Speaking of medications, some seniors avoid taking their medications simply due to the high cost. Avoiding taking medicine due to high costs can cause your condition to worsen or be the catalyst of a secondary illness. If your prescription drugs are costing you a pretty penny, view our list of best prescription discount cards to see if you can save money on your medications.
Many prescription discount cards have mobile apps you can use on the go. These apps provide you with trustworthy information on your medications, including side effects, drug interactions, and even alert you when it is time for a refill to ensure that you’re never without your medication.
Staying active as you age can help prevent illness and injury. Keeping your legs moving and arms pumping is one of the most beneficial things you can do for your physical and mental health! Fitness trackers from providers like Fitbit can track your steps, mileage, calories, and even your heart rate. This is a fun way to stay motivated and track your fitness progress. Whether you prefer power walking around the neighborhood, cycling, or swimming, there is a fitness tracker out there that can keep up with you!
More Health-Related Topics
Looking for more in-depth information on the topics covered above? Check out the resources below!
- A Guide to Dental Insurance
- Vision Insurance Plans for Older Adults
- Dental Insurance Options for Seniors
- A Guide to Medicare and Medicaid
- An Introduction to Medigap Plans for Seniors
- A Guide to Long-Term Care Insurance
- A Hearing Aid Buyer’s Guide
- Risks of Surgery and Anesthesia in Elderly Patients
- UTI’s in the Elderly
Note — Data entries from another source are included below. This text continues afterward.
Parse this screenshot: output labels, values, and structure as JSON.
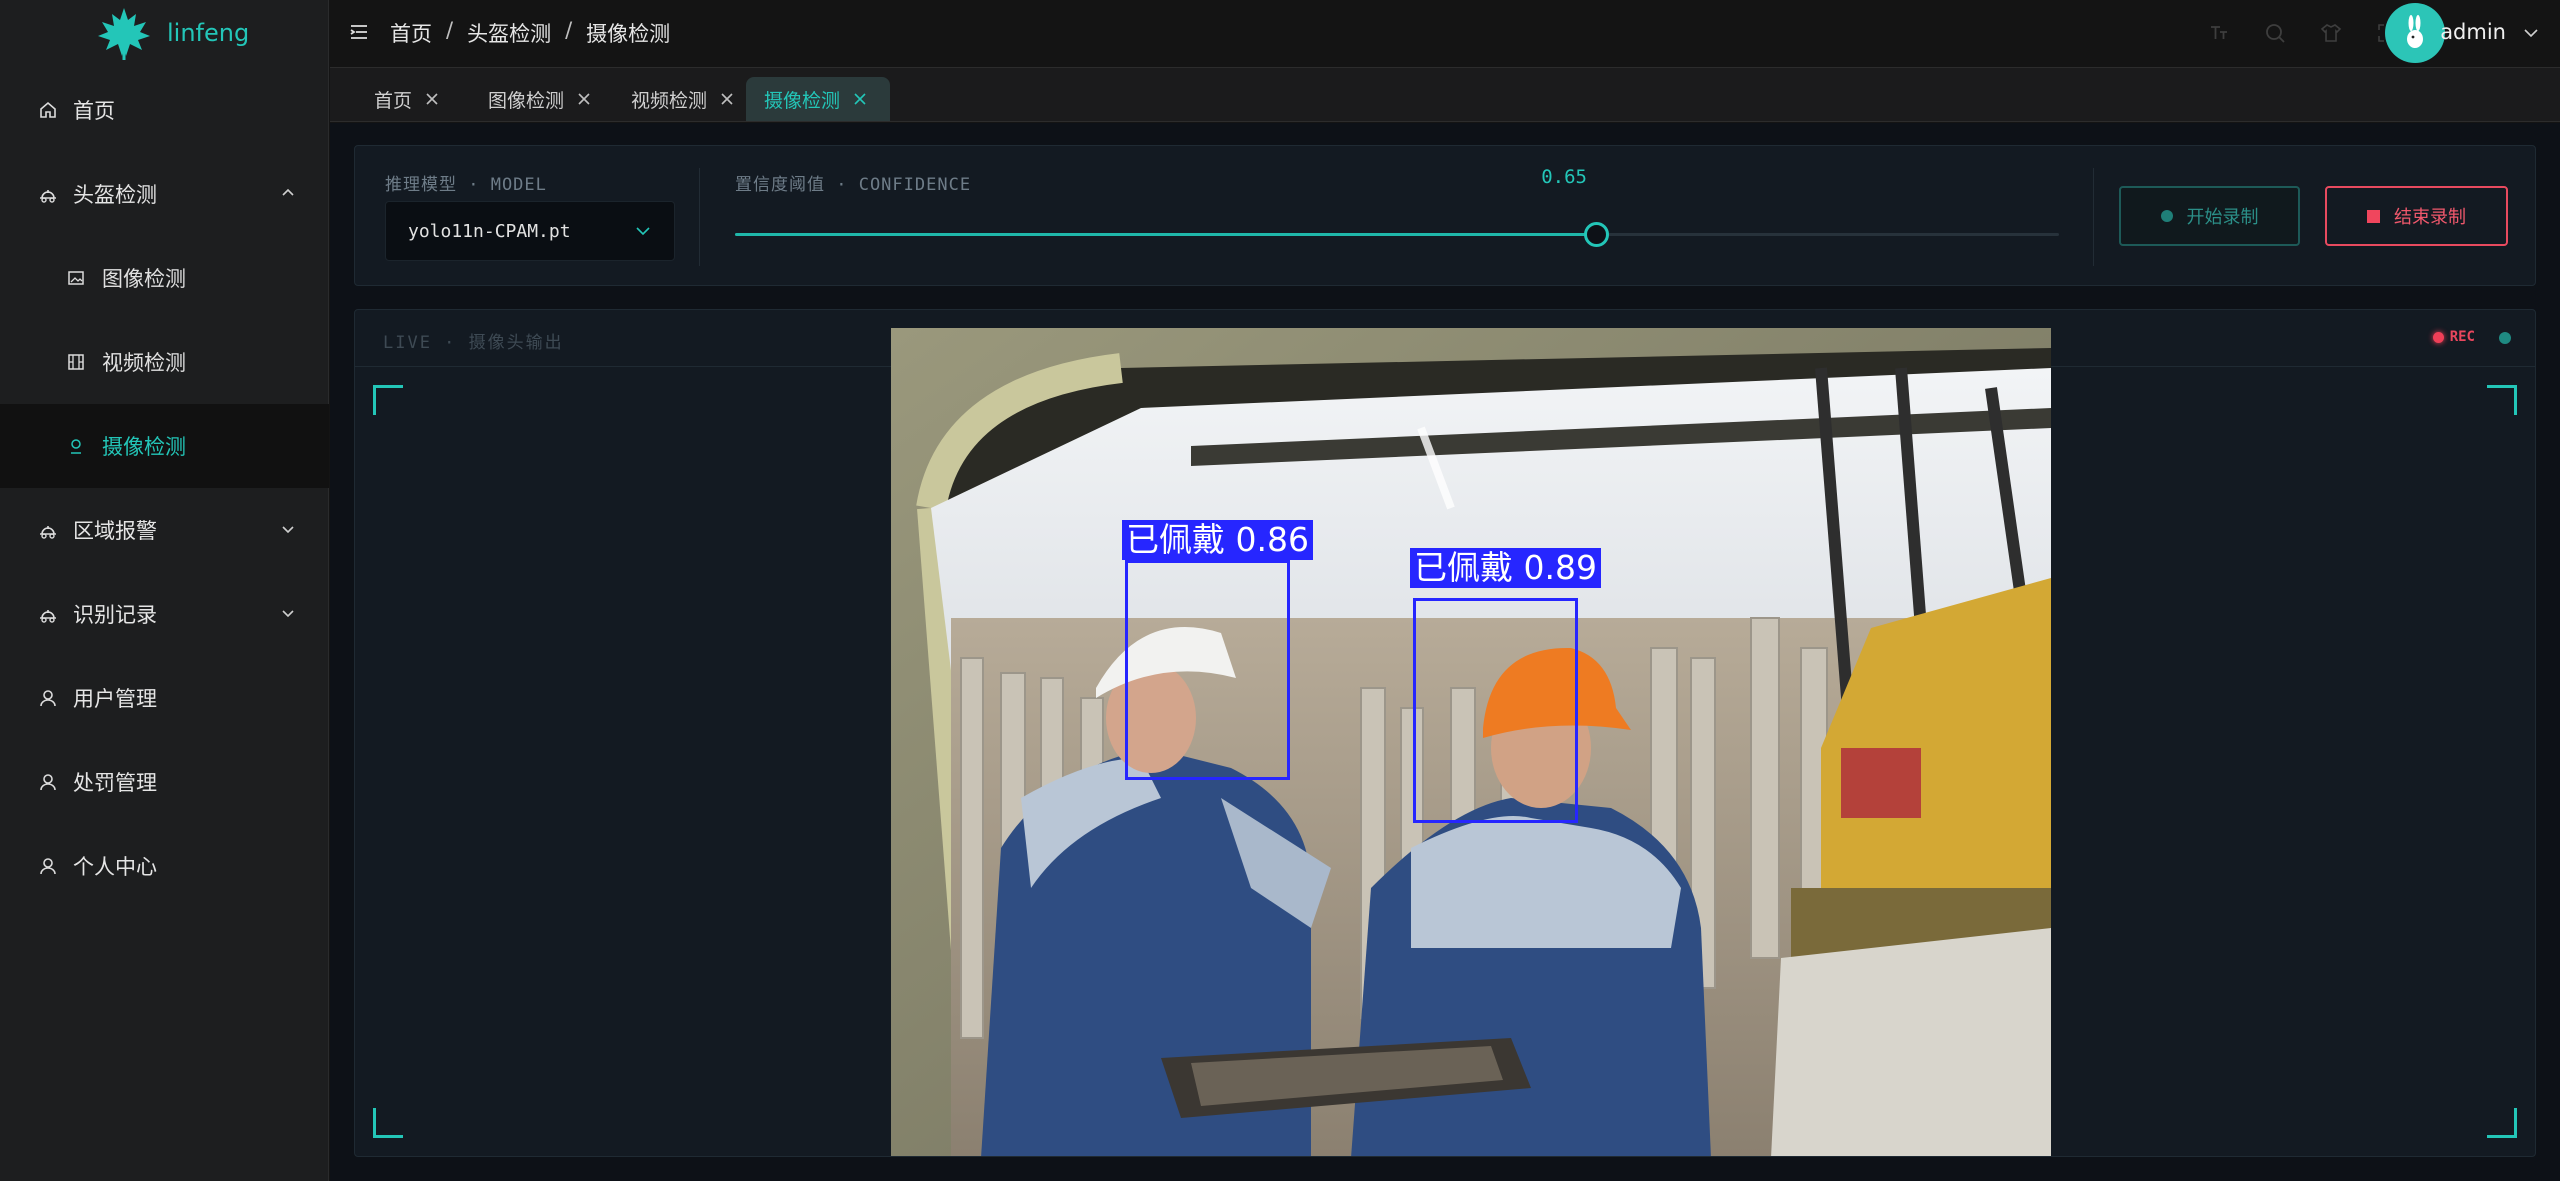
{
  "brand": {
    "name": "linfeng",
    "accent": "#23c6b8"
  },
  "sidebar": {
    "items": [
      {
        "label": "首页",
        "icon": "home-icon"
      },
      {
        "label": "头盔检测",
        "icon": "helmet-icon",
        "expanded": true,
        "children": [
          {
            "label": "图像检测",
            "icon": "image-icon"
          },
          {
            "label": "视频检测",
            "icon": "video-icon"
          },
          {
            "label": "摄像检测",
            "icon": "camera-icon",
            "active": true
          }
        ]
      },
      {
        "label": "区域报警",
        "icon": "helmet-icon",
        "expanded": false
      },
      {
        "label": "识别记录",
        "icon": "helmet-icon",
        "expanded": false
      },
      {
        "label": "用户管理",
        "icon": "user-icon"
      },
      {
        "label": "处罚管理",
        "icon": "user-icon"
      },
      {
        "label": "个人中心",
        "icon": "user-icon"
      }
    ]
  },
  "header": {
    "breadcrumb": [
      "首页",
      "头盔检测",
      "摄像检测"
    ],
    "separator": "/",
    "user": {
      "name": "admin"
    },
    "tools": [
      "font-size-icon",
      "search-icon",
      "theme-icon",
      "fullscreen-icon"
    ]
  },
  "tabs": [
    {
      "label": "首页",
      "active": false
    },
    {
      "label": "图像检测",
      "active": false
    },
    {
      "label": "视频检测",
      "active": false
    },
    {
      "label": "摄像检测",
      "active": true
    }
  ],
  "controls": {
    "model_label": "推理模型 · MODEL",
    "model_value": "yolo11n-CPAM.pt",
    "confidence_label": "置信度阈值 · CONFIDENCE",
    "confidence_value": "0.65",
    "confidence_fraction": 0.65,
    "start_label": "开始录制",
    "stop_label": "结束录制"
  },
  "live": {
    "label": "LIVE · 摄像头输出",
    "rec_label": "REC",
    "detections": [
      {
        "label": "已佩戴 0.86"
      },
      {
        "label": "已佩戴 0.89"
      }
    ]
  }
}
- The Risks of Eating Alone
- Sundowners Syndrome (Sundowning) in the Elderly
- Medical Alert Systems for Seniors
- A Guide to Self Care for Aging Without Family
- How Obamacare Affects Seniors
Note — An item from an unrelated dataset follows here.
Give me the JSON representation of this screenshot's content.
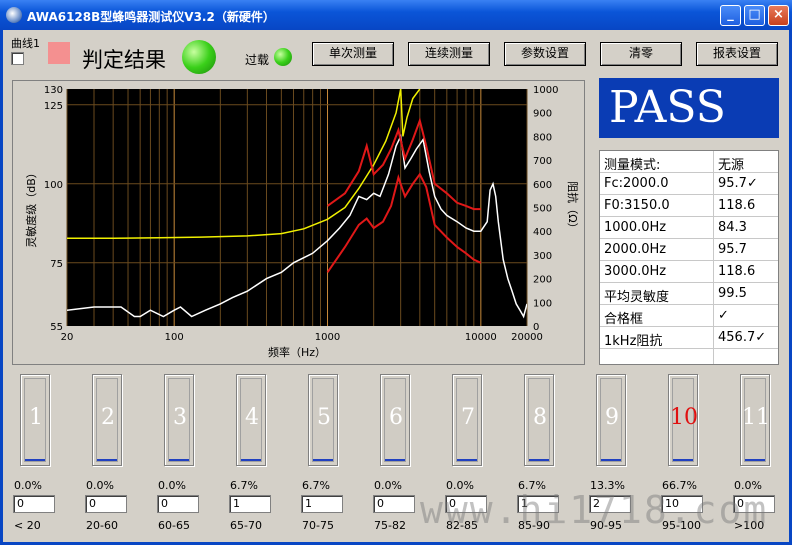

- Understanding Pneumonia in Older Adults
- How Ageism in Health Care is Affecting Society
- Understanding and Managing Wandering in Dementia
- The Complete Guide to Dementia & Dementia Care
- Strokes in the Elderly
- Validation Therapy in Dementia Care
- Census.gov. (2019). By 2030, All Baby Boomers Will Be Age 65 or Older.
- Centers for Disease Control and Prevention. (2021). Older Adult Oral Health.
- Harvard University. (2020). Glaucoma Awareness Essential to Health of Aging Population.
- American Academy of Audiology. (2021). Seniors and Hearing Loss.
- U.S. Department of Health & Human Services. (2021). Who is eligible for Medicare?
- Medicare.gov. (2021). Joining a health or drug plan.
- American Council on Aging. (2021). Helping Americans obtain the Medicaid long term care they require.
- American Council on Aging. (2020). 2020 Nursing Home Costs by State and Region.